However, to analyze a photo, you want to do the reverse – you want to find the To D and Do Y based on the sun’s position.
Since the Great Circle Studio Solar Calculator cannot be run backwards, to use it in reverse, you must enter a guess for ranges for the To D and Do Y and allow the calculator to produce the position of the sun over this range.
The man in the photo is sitting at the intersection of Griffith and Indiana Sts.
The camera is pointing to the north along Griffith St. In the image, the shadows in the picture fall directly to the east across Griffith St, implying that the sun is directly in the west at an azimuth of 270 degrees.
Having the sun in the west and the camera facing north and aimed directly at the man on the horse means we don’t have to correct the length of the shadows for perspective.
Finding the elevation of the sun is also easy using the triangle outlined in red in this image.
According to Wikipedia ( an ephemeris is a table of values that gives the positions of astronomical objects in the sky at a given time or times.

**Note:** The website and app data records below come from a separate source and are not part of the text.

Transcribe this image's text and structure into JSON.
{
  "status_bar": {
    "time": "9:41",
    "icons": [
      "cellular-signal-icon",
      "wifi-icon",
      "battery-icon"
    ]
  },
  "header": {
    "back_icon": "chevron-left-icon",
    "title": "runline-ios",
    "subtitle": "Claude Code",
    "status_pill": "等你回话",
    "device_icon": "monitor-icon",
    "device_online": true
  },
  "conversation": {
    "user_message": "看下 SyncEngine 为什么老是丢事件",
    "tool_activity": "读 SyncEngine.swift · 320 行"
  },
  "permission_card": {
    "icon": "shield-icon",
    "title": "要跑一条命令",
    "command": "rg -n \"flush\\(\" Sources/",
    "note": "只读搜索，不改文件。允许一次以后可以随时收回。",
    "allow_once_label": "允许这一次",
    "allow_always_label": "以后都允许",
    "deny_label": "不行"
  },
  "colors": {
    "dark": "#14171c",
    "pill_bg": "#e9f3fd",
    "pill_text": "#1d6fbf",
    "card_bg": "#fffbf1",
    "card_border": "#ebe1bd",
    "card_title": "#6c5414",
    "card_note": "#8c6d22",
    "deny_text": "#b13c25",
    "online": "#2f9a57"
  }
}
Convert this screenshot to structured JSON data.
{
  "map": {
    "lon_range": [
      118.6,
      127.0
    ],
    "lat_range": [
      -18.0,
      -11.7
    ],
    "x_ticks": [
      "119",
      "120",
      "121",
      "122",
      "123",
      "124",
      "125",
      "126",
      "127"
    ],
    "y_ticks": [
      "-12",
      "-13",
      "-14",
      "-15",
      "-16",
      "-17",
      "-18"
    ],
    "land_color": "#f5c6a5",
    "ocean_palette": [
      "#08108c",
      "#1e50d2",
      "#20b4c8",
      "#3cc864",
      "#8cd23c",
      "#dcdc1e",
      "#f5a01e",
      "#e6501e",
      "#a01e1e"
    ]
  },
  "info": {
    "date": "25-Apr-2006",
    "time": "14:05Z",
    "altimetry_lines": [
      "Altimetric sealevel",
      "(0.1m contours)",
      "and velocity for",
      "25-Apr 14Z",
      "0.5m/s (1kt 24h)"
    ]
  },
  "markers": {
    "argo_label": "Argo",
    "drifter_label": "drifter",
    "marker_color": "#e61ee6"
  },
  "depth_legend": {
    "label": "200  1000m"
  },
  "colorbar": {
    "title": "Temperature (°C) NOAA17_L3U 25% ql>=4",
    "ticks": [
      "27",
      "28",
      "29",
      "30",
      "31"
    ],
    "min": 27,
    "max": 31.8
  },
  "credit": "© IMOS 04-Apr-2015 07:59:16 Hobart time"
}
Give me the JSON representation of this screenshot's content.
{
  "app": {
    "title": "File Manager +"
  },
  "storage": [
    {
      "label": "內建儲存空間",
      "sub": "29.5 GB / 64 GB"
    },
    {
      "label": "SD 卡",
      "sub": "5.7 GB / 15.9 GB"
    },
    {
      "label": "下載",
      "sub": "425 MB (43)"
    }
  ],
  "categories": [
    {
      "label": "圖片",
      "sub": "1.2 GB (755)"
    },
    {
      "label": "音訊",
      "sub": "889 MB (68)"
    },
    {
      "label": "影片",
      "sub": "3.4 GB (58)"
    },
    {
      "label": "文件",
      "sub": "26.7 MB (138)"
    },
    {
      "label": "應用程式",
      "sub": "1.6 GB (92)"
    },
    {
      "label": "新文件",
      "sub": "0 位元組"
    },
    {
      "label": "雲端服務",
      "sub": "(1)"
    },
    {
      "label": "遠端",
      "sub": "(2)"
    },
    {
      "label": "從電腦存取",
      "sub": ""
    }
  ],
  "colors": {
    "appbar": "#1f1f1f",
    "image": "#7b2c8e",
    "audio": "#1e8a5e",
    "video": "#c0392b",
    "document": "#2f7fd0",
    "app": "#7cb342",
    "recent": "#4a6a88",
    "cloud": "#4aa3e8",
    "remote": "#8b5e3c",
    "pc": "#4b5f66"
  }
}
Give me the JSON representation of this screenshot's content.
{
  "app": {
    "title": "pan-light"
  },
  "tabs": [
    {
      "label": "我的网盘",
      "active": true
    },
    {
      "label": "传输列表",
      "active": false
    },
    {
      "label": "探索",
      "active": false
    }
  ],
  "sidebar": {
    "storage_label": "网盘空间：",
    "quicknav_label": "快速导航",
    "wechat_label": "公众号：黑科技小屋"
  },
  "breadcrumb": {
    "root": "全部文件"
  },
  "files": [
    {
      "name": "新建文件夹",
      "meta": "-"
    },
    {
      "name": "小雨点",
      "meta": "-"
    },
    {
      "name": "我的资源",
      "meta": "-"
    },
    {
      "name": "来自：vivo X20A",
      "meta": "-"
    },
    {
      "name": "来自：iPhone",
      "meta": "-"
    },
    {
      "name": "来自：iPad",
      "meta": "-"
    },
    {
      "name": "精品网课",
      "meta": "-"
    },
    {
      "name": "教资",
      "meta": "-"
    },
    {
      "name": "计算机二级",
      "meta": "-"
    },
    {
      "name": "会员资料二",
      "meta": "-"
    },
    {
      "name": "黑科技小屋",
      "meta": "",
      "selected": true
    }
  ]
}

An Easy Example An easy example of how to do this is provided by the Sheboygan Dead Horse photo.I also came across this great set recently - artill weather icons.This plugin came about because I wanted control over what was displayed.It just gives you the data for you to use, display, and style as you need. Since geolocation is a common question, it is now supported as of v2.5.0.This means you can use HTML5 geolocation to pass in lat/long to simple Weather and get data back. Over the past year or two I've compiled several demos from requests which you are lucky enough to have access to.